February 2012 Connecting to the Grid Newsletter
WHAT’S NEW AS OF FEBRUARY 2012? Note from the Editor When I’m feeling especially creative, I like to cook without the assistance of recipes. Some meals turn out surprisingly tasty; others (especially my “innovative” baking endeavors) do not. Solar policy development is like baking, you really should follow a recipe if you want it…
WHAT’S NEW AS OF FEBRUARY 2012?
Note from the Editor
When I’m feeling especially creative, I like to cook without the assistance of recipes. Some meals turn out surprisingly tasty; others (especially my “innovative” baking endeavors) do not. Solar policy development is like baking, you really should follow a recipe if you want it to turn out right. The reason is simple: the ingredients needed to build a “clean energy economy” are so interdependent that they should be added in the right amounts and combinations. Ideally, they would all follow a predetermined best-practices approach, more or less, to maximize their effectiveness.
Historically, states have had jurisdiction over distributed generation (DG) policies, because they generally have jurisdiction over their distribution lines. Up until fairly recently, these state policies have been created on a somewhat piecemeal and sporadic basis, leading to 50 completely different sets of DG policies. Now that we’re in the midst of a renewable renaissance, you might say, it’s increasingly important that we collectively develop a more standardized approach to policy adoption, in order to foster equity and efficiency in the market. Non-hardware or “balance-of-system” costs, like those associated with inefficient administrative processes, make up about half the price on a solar installation.

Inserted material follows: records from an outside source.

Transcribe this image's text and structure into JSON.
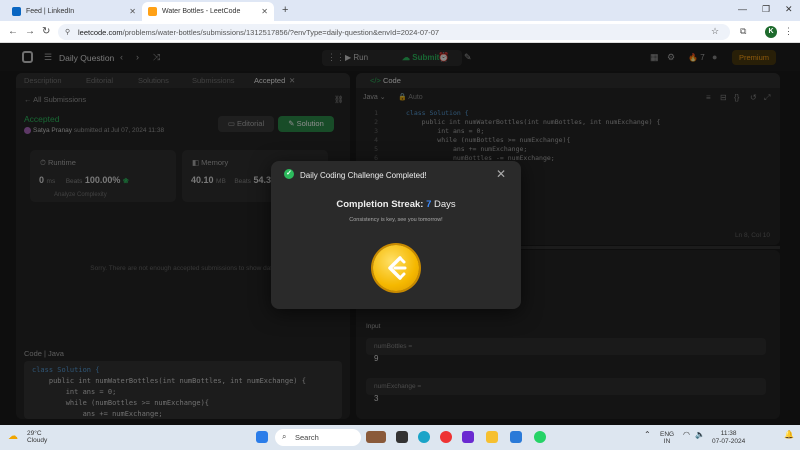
{
  "browser": {
    "tabs": [
      {
        "title": "Feed | LinkedIn",
        "favicon_color": "#0a66c2"
      },
      {
        "title": "Water Bottles - LeetCode",
        "favicon_color": "#ffa116"
      }
    ],
    "url_host": "leetcode.com",
    "url_path": "/problems/water-bottles/submissions/1312517856/?envType=daily-question&envId=2024-07-07",
    "profile_initial": "K"
  },
  "leetcode_nav": {
    "daily_question": "Daily Question",
    "run_label": "Run",
    "submit_label": "Submit",
    "streak_count": "7",
    "premium_label": "Premium"
  },
  "left_panel": {
    "tabs": [
      "Description",
      "Editorial",
      "Solutions",
      "Submissions",
      "Accepted"
    ],
    "all_submissions": "All Submissions",
    "status": "Accepted",
    "submitter": "Satya Pranay",
    "submitted_text": "submitted at Jul 07, 2024 11:38",
    "editorial_btn": "Editorial",
    "solution_btn": "Solution",
    "runtime": {
      "label": "Runtime",
      "value": "0",
      "unit": "ms",
      "beats_label": "Beats",
      "beats_pct": "100.00%"
    },
    "analyze": "Analyze Complexity",
    "memory": {
      "label": "Memory",
      "value": "40.10",
      "unit": "MB",
      "beats_label": "Beats",
      "beats_pct": "54.3"
    },
    "not_enough": "Sorry. There are not enough accepted submissions to show data",
    "code_label": "Code | Java",
    "code_lines": [
      "class Solution {",
      "    public int numWaterBottles(int numBottles, int numExchange) {",
      "        int ans = 0;",
      "        while (numBottles >= numExchange){",
      "            ans += numExchange;"
    ]
  },
  "code_panel": {
    "title": "Code",
    "language": "Java",
    "auto_label": "Auto",
    "lines": [
      "class Solution {",
      "    public int numWaterBottles(int numBottles, int numExchange) {",
      "        int ans = 0;",
      "        while (numBottles >= numExchange){",
      "            ans += numExchange;",
      "            numBottles -= numExchange;"
    ],
    "line_numbers": [
      "1",
      "2",
      "3",
      "4",
      "5",
      "6"
    ],
    "cursor": "Ln 8, Col 10"
  },
  "testcase": {
    "input_label": "Input",
    "params": [
      {
        "name": "numBottles =",
        "value": "9"
      },
      {
        "name": "numExchange =",
        "value": "3"
      }
    ]
  },
  "modal": {
    "title": "Daily Coding Challenge Completed!",
    "streak_label": "Completion Streak:",
    "streak_number": "7",
    "streak_unit": "Days",
    "message": "Consistency is key, see you tomorrow!"
  },
  "taskbar": {
    "temperature": "29°C",
    "condition": "Cloudy",
    "search_placeholder": "Search",
    "lang": "ENG",
    "region": "IN",
    "time": "11:38",
    "date": "07-07-2024"
  }
}
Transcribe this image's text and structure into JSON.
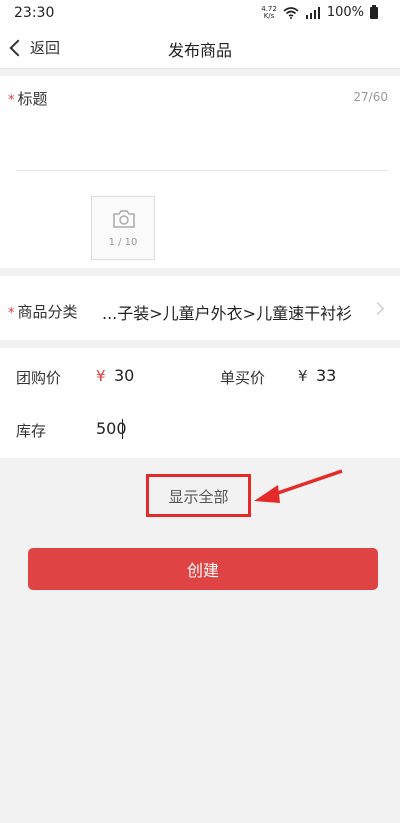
{
  "status_bar": {
    "time": "23:30",
    "net_speed_top": "4.72",
    "net_speed_bottom": "K/s",
    "battery": "100%"
  },
  "nav": {
    "back_label": "返回",
    "title": "发布商品"
  },
  "title_field": {
    "required_mark": "*",
    "label": "标题",
    "counter": "27/60",
    "value": ""
  },
  "photo": {
    "count": "1 / 10",
    "icon": "camera-icon"
  },
  "category": {
    "required_mark": "*",
    "label": "商品分类",
    "value": "...子装>儿童户外衣>儿童速干衬衫"
  },
  "pricing": {
    "group_price_label": "团购价",
    "group_price_symbol": "¥",
    "group_price_value": "30",
    "single_price_label": "单买价",
    "single_price_symbol": "¥",
    "single_price_value": "33"
  },
  "stock": {
    "label": "库存",
    "value": "500"
  },
  "actions": {
    "show_all_label": "显示全部",
    "create_label": "创建"
  },
  "colors": {
    "accent_red": "#df4343",
    "highlight_red": "#e52a2a"
  }
}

So, streamlining these processes can really make an enormous difference for the expansion of the solar industry going forward. One recent report estimated that by streamlining interconnection, permitting and related costs, we could see a reduction of 44% or more in these non-hardware costs.
State News in Detail

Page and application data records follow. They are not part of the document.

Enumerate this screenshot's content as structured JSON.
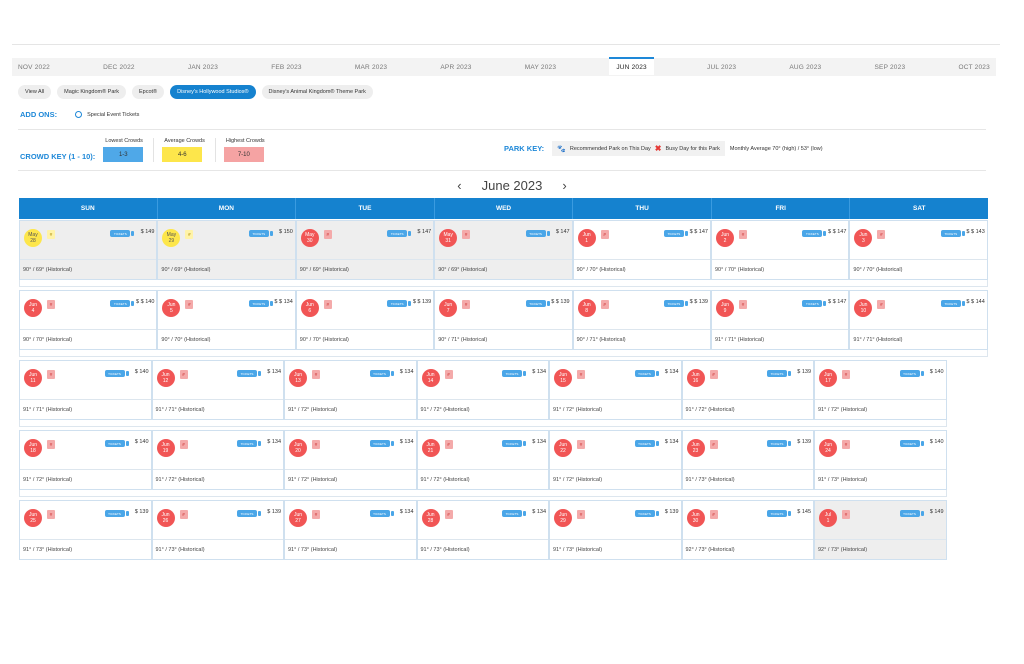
{
  "months": [
    "NOV 2022",
    "DEC 2022",
    "JAN 2023",
    "FEB 2023",
    "MAR 2023",
    "APR 2023",
    "MAY 2023",
    "JUN 2023",
    "JUL 2023",
    "AUG 2023",
    "SEP 2023",
    "OCT 2023"
  ],
  "active_month_index": 7,
  "parks": [
    "View All",
    "Magic Kingdom® Park",
    "Epcot®",
    "Disney's Hollywood Studios®",
    "Disney's Animal Kingdom® Theme Park"
  ],
  "active_park_index": 3,
  "addons": {
    "label": "ADD ONS:",
    "special": "Special Event Tickets"
  },
  "crowd_key": {
    "label": "CROWD KEY (1 - 10):",
    "items": [
      {
        "title": "Lowest Crowds",
        "range": "1-3",
        "color": "#4fa8e8"
      },
      {
        "title": "Average Crowds",
        "range": "4-6",
        "color": "#fde64b"
      },
      {
        "title": "Highest Crowds",
        "range": "7-10",
        "color": "#f5a3a3"
      }
    ]
  },
  "park_key": {
    "label": "PARK KEY:",
    "recommended": "Recommended Park on This Day",
    "busy": "Busy Day for this Park",
    "monthly": "Monthly Average 70° (high) / 53° (low)"
  },
  "calendar_title": "June 2023",
  "nav": {
    "prev": "‹",
    "next": "›"
  },
  "weekdays": [
    "SUN",
    "MON",
    "TUE",
    "WED",
    "THU",
    "FRI",
    "SAT"
  ],
  "ticket_label": "TICKETS",
  "weeks": [
    [
      {
        "m": "May",
        "d": "28",
        "price": "$ 149",
        "weather": "90° / 69° (Historical)",
        "past": true,
        "level": "yellow"
      },
      {
        "m": "May",
        "d": "29",
        "price": "$ 150",
        "weather": "90° / 69° (Historical)",
        "past": true,
        "level": "yellow"
      },
      {
        "m": "May",
        "d": "30",
        "price": "$ 147",
        "weather": "90° / 69° (Historical)",
        "past": true,
        "level": "red"
      },
      {
        "m": "May",
        "d": "31",
        "price": "$ 147",
        "weather": "90° / 69° (Historical)",
        "past": true,
        "level": "red"
      },
      {
        "m": "Jun",
        "d": "1",
        "price": "$ $ 147",
        "weather": "90° / 70° (Historical)",
        "past": false,
        "level": "red"
      },
      {
        "m": "Jun",
        "d": "2",
        "price": "$ $ 147",
        "weather": "90° / 70° (Historical)",
        "past": false,
        "level": "red"
      },
      {
        "m": "Jun",
        "d": "3",
        "price": "$ $ 143",
        "weather": "90° / 70° (Historical)",
        "past": false,
        "level": "red"
      }
    ],
    [
      {
        "m": "Jun",
        "d": "4",
        "price": "$ $ 140",
        "weather": "90° / 70° (Historical)",
        "level": "red"
      },
      {
        "m": "Jun",
        "d": "5",
        "price": "$ $ 134",
        "weather": "90° / 70° (Historical)",
        "level": "red"
      },
      {
        "m": "Jun",
        "d": "6",
        "price": "$ $ 139",
        "weather": "90° / 70° (Historical)",
        "level": "red"
      },
      {
        "m": "Jun",
        "d": "7",
        "price": "$ $ 139",
        "weather": "90° / 71° (Historical)",
        "level": "red"
      },
      {
        "m": "Jun",
        "d": "8",
        "price": "$ $ 139",
        "weather": "90° / 71° (Historical)",
        "level": "red"
      },
      {
        "m": "Jun",
        "d": "9",
        "price": "$ $ 147",
        "weather": "91° / 71° (Historical)",
        "level": "red"
      },
      {
        "m": "Jun",
        "d": "10",
        "price": "$ $ 144",
        "weather": "91° / 71° (Historical)",
        "level": "red"
      }
    ],
    [
      {
        "m": "Jun",
        "d": "11",
        "price": "$ 140",
        "weather": "91° / 71° (Historical)",
        "level": "red"
      },
      {
        "m": "Jun",
        "d": "12",
        "price": "$ 134",
        "weather": "91° / 71° (Historical)",
        "level": "red"
      },
      {
        "m": "Jun",
        "d": "13",
        "price": "$ 134",
        "weather": "91° / 72° (Historical)",
        "level": "red"
      },
      {
        "m": "Jun",
        "d": "14",
        "price": "$ 134",
        "weather": "91° / 72° (Historical)",
        "level": "red"
      },
      {
        "m": "Jun",
        "d": "15",
        "price": "$ 134",
        "weather": "91° / 72° (Historical)",
        "level": "red"
      },
      {
        "m": "Jun",
        "d": "16",
        "price": "$ 139",
        "weather": "91° / 72° (Historical)",
        "level": "red"
      },
      {
        "m": "Jun",
        "d": "17",
        "price": "$ 140",
        "weather": "91° / 72° (Historical)",
        "level": "red"
      }
    ],
    [
      {
        "m": "Jun",
        "d": "18",
        "price": "$ 140",
        "weather": "91° / 72° (Historical)",
        "level": "red"
      },
      {
        "m": "Jun",
        "d": "19",
        "price": "$ 134",
        "weather": "91° / 72° (Historical)",
        "level": "red"
      },
      {
        "m": "Jun",
        "d": "20",
        "price": "$ 134",
        "weather": "91° / 72° (Historical)",
        "level": "red"
      },
      {
        "m": "Jun",
        "d": "21",
        "price": "$ 134",
        "weather": "91° / 72° (Historical)",
        "level": "red"
      },
      {
        "m": "Jun",
        "d": "22",
        "price": "$ 134",
        "weather": "91° / 72° (Historical)",
        "level": "red"
      },
      {
        "m": "Jun",
        "d": "23",
        "price": "$ 139",
        "weather": "91° / 73° (Historical)",
        "level": "red"
      },
      {
        "m": "Jun",
        "d": "24",
        "price": "$ 140",
        "weather": "91° / 73° (Historical)",
        "level": "red"
      }
    ],
    [
      {
        "m": "Jun",
        "d": "25",
        "price": "$ 139",
        "weather": "91° / 73° (Historical)",
        "level": "red"
      },
      {
        "m": "Jun",
        "d": "26",
        "price": "$ 139",
        "weather": "91° / 73° (Historical)",
        "level": "red"
      },
      {
        "m": "Jun",
        "d": "27",
        "price": "$ 134",
        "weather": "91° / 73° (Historical)",
        "level": "red"
      },
      {
        "m": "Jun",
        "d": "28",
        "price": "$ 134",
        "weather": "91° / 73° (Historical)",
        "level": "red"
      },
      {
        "m": "Jun",
        "d": "29",
        "price": "$ 139",
        "weather": "91° / 73° (Historical)",
        "level": "red"
      },
      {
        "m": "Jun",
        "d": "30",
        "price": "$ 145",
        "weather": "92° / 73° (Historical)",
        "level": "red"
      },
      {
        "m": "Jul",
        "d": "1",
        "price": "$ 149",
        "weather": "92° / 73° (Historical)",
        "level": "red",
        "past": true
      }
    ]
  ]
}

Massachusetts DPU establishes DG working group
New York PSC solicits comments on sub-metering
PJM works on net metering and interconnection issues
Kansas town upgrades to net metering
Correction: Wisconsin has a calendar year true-up for net metering
Texas PUC begins work on third-party ownership and interconnection issues for distributed generation
California PUC strikes down network use charge for net metering
Idaho PUC rules that it has primary jurisdiction over wind power transactions
Washington UTC shows intent to modify interconnection procedures
Alaska RCA seeks input on renewable tariff modifications
DOE Energy Storage Hub announced
NREL builds grid connection laboratory
Download the full newsletter as a PDF: February 2012 Connecting to the Grid Newsletter
While customer-sited net metering and interconnection policies are primarily addressed at the state level, they are also becoming important on a regional basis. This newsletter has been designed to provide state-level policy updates and capture emerging regional trends. Connecting to the Grid is a free, electronic newsletter published each month by the Interstate Renewable Energy Council, Inc. (IREC). Click here to subscribe.
Editor: Laurel Varnado